|After doing research for more than one and a half years and almost giving up hope, we finally found Harry’s daughter, Marie Maselli, in august 2006 and we were all so excited to hear from her. We were even more happy that she responded in a very warm manner. All of us were very emotional, especially when we learned about the passing away of Harry's wife (Also named Marie), about two years ago. How we would have loved to get in touch with her and tell her that her husbands grave was well taken care of.
Marie told us that she had spoken to her mother’s sister about us looking for relatives of Harry and she also became very excited. She asked Marie to tell us some things about Harry; His nickname was “Butch” and she remembered him as being a hell-raiser when he was young. They both lived in New York City very close to the Hudson River, where he would swing from a thick rope and yell “way Marie” and jump into the water. The song must have been very popular then. Dean Martin, the singer, sang that song in Italian and English. Harry also had a sister called Ruth, however they lost contact with her many years ago.
When Harry’s mother Mary, became ill, Marie’s mother took her to her apartment in NYC and cared for her. She got better and they both decided to move to New Jersey where they both lived for about 6 years when Harry’s mom past away after the loving care of Marie. Harry would have been very happy about this.

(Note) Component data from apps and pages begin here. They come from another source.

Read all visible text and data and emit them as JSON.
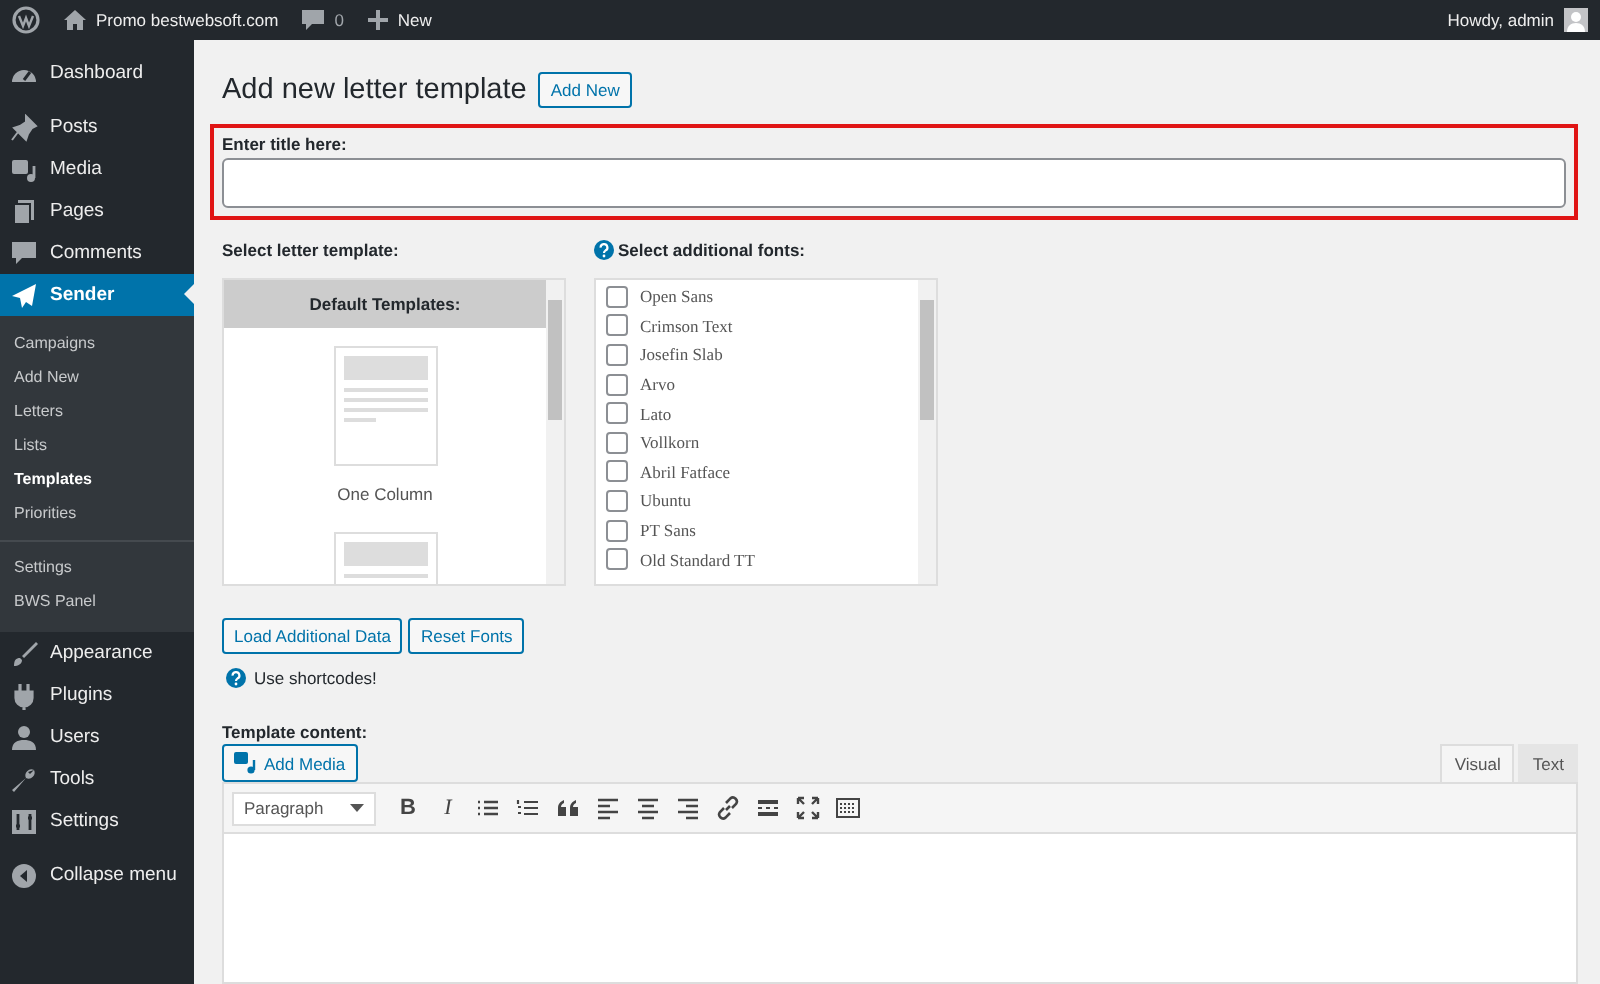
{
  "admin_bar": {
    "site": "Promo bestwebsoft.com",
    "comments": "0",
    "new": "New",
    "greeting": "Howdy, admin"
  },
  "sidebar": {
    "groups": [
      {
        "items": [
          {
            "label": "Dashboard",
            "selected": false
          }
        ]
      },
      {
        "items": [
          {
            "label": "Posts",
            "selected": false
          },
          {
            "label": "Media",
            "selected": false
          },
          {
            "label": "Pages",
            "selected": false
          },
          {
            "label": "Comments",
            "selected": false
          },
          {
            "label": "Sender",
            "selected": true,
            "expanded": true,
            "children": [
              {
                "label": "Campaigns",
                "selected": false,
                "divider_before": false
              },
              {
                "label": "Add New",
                "selected": false,
                "divider_before": false
              },
              {
                "label": "Letters",
                "selected": false,
                "divider_before": false
              },
              {
                "label": "Lists",
                "selected": false,
                "divider_before": false
              },
              {
                "label": "Templates",
                "selected": true,
                "divider_before": false
              },
              {
                "label": "Priorities",
                "selected": false,
                "divider_before": false
              },
              {
                "label": "Settings",
                "selected": false,
                "divider_before": true
              },
              {
                "label": "BWS Panel",
                "selected": false,
                "divider_before": false
              }
            ]
          },
          {
            "label": "Appearance",
            "selected": false
          },
          {
            "label": "Plugins",
            "selected": false
          },
          {
            "label": "Users",
            "selected": false
          },
          {
            "label": "Tools",
            "selected": false
          },
          {
            "label": "Settings",
            "selected": false
          }
        ]
      }
    ],
    "collapse": "Collapse menu"
  },
  "page": {
    "heading": "Add new letter template",
    "add_new": "Add New"
  },
  "title_field": {
    "label": "Enter title here:",
    "highlighted": true
  },
  "template_picker": {
    "label": "Select letter template:",
    "group_title": "Default Templates:",
    "templates": [
      {
        "label": "One Column"
      }
    ]
  },
  "fonts": {
    "label": "Select additional fonts:",
    "items": [
      {
        "label": "Open Sans",
        "checked": false
      },
      {
        "label": "Crimson Text",
        "checked": false
      },
      {
        "label": "Josefin Slab",
        "checked": false
      },
      {
        "label": "Arvo",
        "checked": false
      },
      {
        "label": "Lato",
        "checked": false
      },
      {
        "label": "Vollkorn",
        "checked": false
      },
      {
        "label": "Abril Fatface",
        "checked": false
      },
      {
        "label": "Ubuntu",
        "checked": false
      },
      {
        "label": "PT Sans",
        "checked": false
      },
      {
        "label": "Old Standard TT",
        "checked": false
      }
    ]
  },
  "buttons": [
    "Load Additional Data",
    "Reset Fonts"
  ],
  "hint": "Use shortcodes!",
  "editor": {
    "label": "Template content:",
    "add_media": "Add Media",
    "tabs": [
      {
        "label": "Visual",
        "selected": true
      },
      {
        "label": "Text",
        "selected": false
      }
    ],
    "format": "Paragraph",
    "toolbar": [
      {
        "kind": "bold",
        "glyph": "B"
      },
      {
        "kind": "italic",
        "glyph": "I"
      },
      {
        "kind": "bullets"
      },
      {
        "kind": "numbers"
      },
      {
        "kind": "quote"
      },
      {
        "kind": "align-left"
      },
      {
        "kind": "align-center"
      },
      {
        "kind": "align-right"
      },
      {
        "kind": "link"
      },
      {
        "kind": "more"
      },
      {
        "kind": "fullscreen"
      },
      {
        "kind": "toolbar-toggle"
      }
    ]
  }
}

From the military reports and individual personnel files which have been send to us, it became clear that Harry died non-battle in the vicinity of Hannover. The cause of death was a vehicle accident.
If there is anyone who can add something to the story of either Harry J. Lindemann or the 1276th Engineers Combat Battalion, please contact the webmaster of this site.
Our sons Connor & Jordi
Maybe they wil be the next generation to adopt a grave at Margraten
A special word of gratitude is going out to:
Mrs. Marie Maselli; daughter of Harry J. Lindemann
Mr. Terry Wirick: of the Erie County Public Library, PA
Mr. Eddie Acosta, Mr. Salvadore Acosta; of the 1276th Engineer Combat Battalion Association.
Mr. Joe "Shadrack" Heidenreich; of the 1276th Engineer Combat Battalion Association.
Mrs. Jo Ann Snyder and Mr. Louis Franklin Turner for all their time and effort doing research.